At St. Francis-St. Stephen School in Geneva, a new lunch program offering fresh, healthy meals prepared on site will be available to students regardless of their financial status.
According to Principal Mary Mantelli, a special fund was created so any student who wishes may take part in the lunch program, which was launched this year. She noted that per federal guidelines, about 35 percent of the school’s 115 students would qualify for free or reduced-priced lunches if they attended public schools.
The majority of the meals in the new program will cost between $1.50 and $2 each. Salads, quesadillas and tacos made with ground beef are among the menu items. A survey of parents showed that they wanted more fresh fruits and vegetables in school lunches, Mantelli said.
“Students who do not have a lunch will always be given lunch here ‚Ä¶ regardless of their account balance and (will) never be stigmatized for it,” she said.
Fighting such stigma is a goal of a new initiative created by Gov. Andrew Cuomo called “No Student Goes Hungry,” according to information from the governor’s office. The initiative was designed in part to eliminate “lunch shaming,” in which students who cannot afford to buy lunch go without eating or are made to feel embarrassed about their families’ inability to pay.
The state will provide $7 million to 1,400 schools statewide to supply breakfast and lunch every day, and schools that purchase at least 30 percent of the ingredients for the meals from New York farms will receive an increase in reimbursement per meal from 5.9 cents to 25 cents, according to the governor’s office.
In order to qualify for the funding, nonpublic schools like St. Francis-St. Stephen must have 40 percent of students who qualify for free or reduced-priced lunches, according to information at hungersolution sny.org. Even though her school does not qualify for the state funding, Mantelli said she would like to work with area farms to offer local produce for lunches.
Jacqueline Senecal, principal at Rochester’s St. Ambrose Academy, said her school qualifies for and will participate in the state program. Participating schools, also including Holy Cross School in Rochester, are required to create a “Meal Charge and Prohibition Against Meal Shaming” policy, Senecal noted. Such a policy establishes a process to address unpaid meal charges for students who don’t qualify for free meals, without stigmatizing the child, according to information provided by Senecal.

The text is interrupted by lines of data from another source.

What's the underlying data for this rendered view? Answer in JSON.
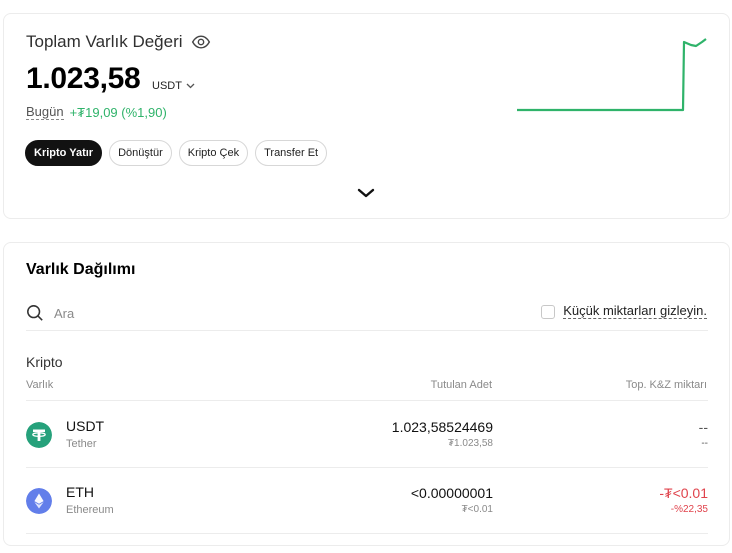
{
  "summary": {
    "title": "Toplam Varlık Değeri",
    "total_value": "1.023,58",
    "currency": "USDT",
    "today_label": "Bugün",
    "today_change": "+₮19,09 (%1,90)",
    "actions": [
      "Kripto Yatır",
      "Dönüştür",
      "Kripto Çek",
      "Transfer Et"
    ],
    "chart_color": "#2fb36a"
  },
  "distribution": {
    "title": "Varlık Dağılımı",
    "search_placeholder": "Ara",
    "hide_small_label": "Küçük miktarları gizleyin.",
    "section_label": "Kripto",
    "columns": [
      "Varlık",
      "Tutulan Adet",
      "Top. K&Z miktarı"
    ],
    "rows": [
      {
        "symbol": "USDT",
        "name": "Tether",
        "amount": "1.023,58524469",
        "amount_value": "₮1.023,58",
        "pnl": "--",
        "pnl_pct": "--",
        "icon": "tether-icon",
        "icon_color": "#26a17b"
      },
      {
        "symbol": "ETH",
        "name": "Ethereum",
        "amount": "<0.00000001",
        "amount_value": "₮<0.01",
        "pnl": "-₮<0.01",
        "pnl_pct": "-%22,35",
        "icon": "ethereum-icon",
        "icon_color": "#627eea"
      }
    ]
  }
}
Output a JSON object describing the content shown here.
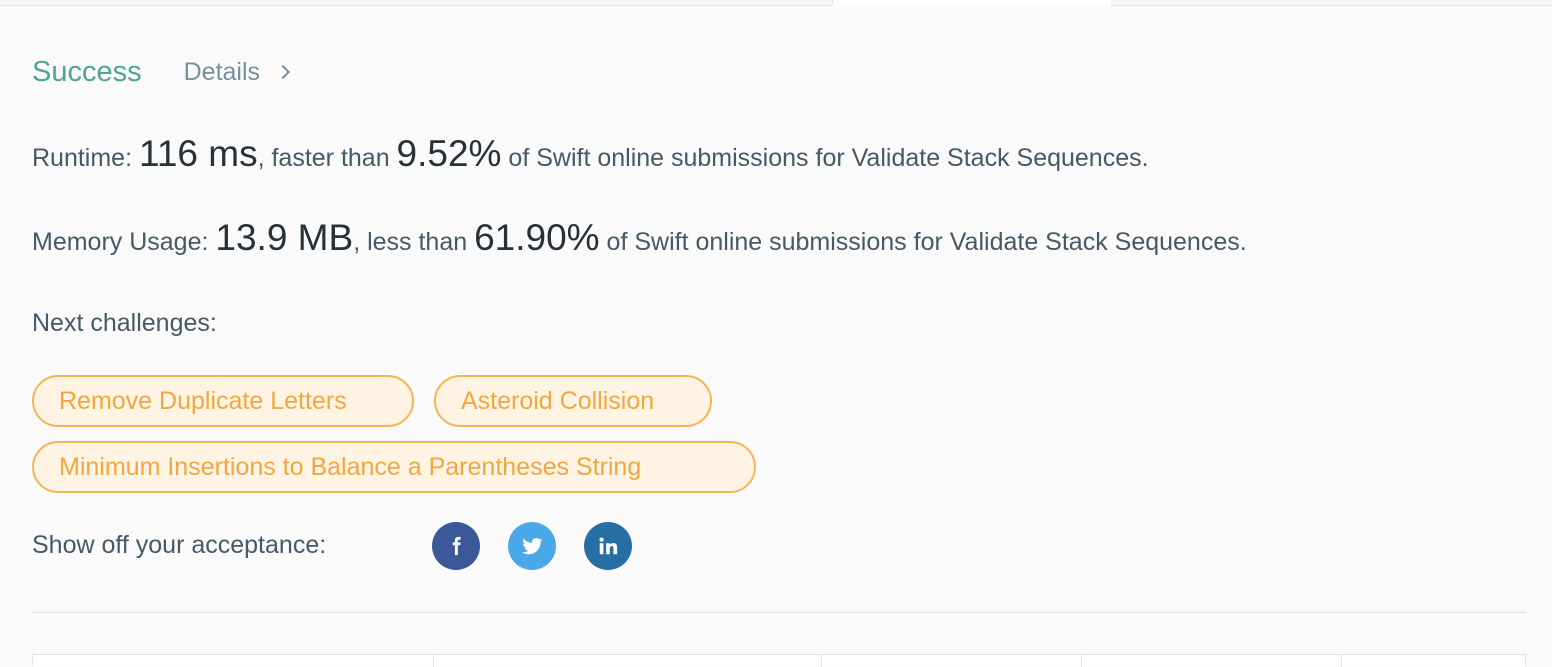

St. Ambrose’s policy emphasizes communication with parents if they are in need of financial assistance and prohibits discussing meal charges with the child or forcing students to “work” to pay for meals, she said.
Other schools in the diocese operate their own lunch programs, offering options for students who need financial assistance.
At McQuaid Jesuit High School in Brighton, all students have a gold card that serves as student identification and a debit card to purchase lunch, explained Sean Mullen, the school spokesman. Many students bring bagged lunches, he added.
To assist lower-income students, funding for lunches is provided through McQuaid’s Academic Coaching Program, Mullen said, which also provides access to clothing, books and tutors. Some alumni designate their donations to the program specifically for lunches. The school’s operational budget also includes program funds, he noted.
“Names and financial status of students within the ACP program are confidential to the administration,” Mullen said.
For example, Principal T.J. Verzillo said free or reduced-price lunches are offered to students at All Saints Academy in Corning if students forget lunches or parents let the school know of financial need.
But the lunch program at the school is small, with only about 15 students buying per day, he noted.
Similarly, students at St. Agnes School in Avon bring their lunches to school, with a hot lunch option available for purchase every Wednesday and pizza on Friday, said Principal Elizabeth Jensen. Any student who forgets lunch on days hot lunches are offered has access to leftover lunches that haven’t been purchased, she said.
David Carapella, principal at Siena Catholic Academy in Brighton, said he has been challenging school personnel in other area school districts for many years regarding the issue of lunch shaming.
“It is appalling to me,” Carapella said. “These are our children.”
At Siena, many students bring a lunch. The optional hot lunches are delivered to the school by several local vendors, he said. Many staff members keep microwaveable items on hand for situations when students don’t have lunches or the funds to buy them, Carapella added. If there is food left over from the hot lunch delivery, students without a lunch may receive one of those meals, he said.
“Any time a student comes to school without a lunch, we provide for him or her on our own, as no student will ever go without eating,” Carapella said. “At times, a few students will forget their lunch or just not have one ‚Ä¶ (however) it is uncommon.”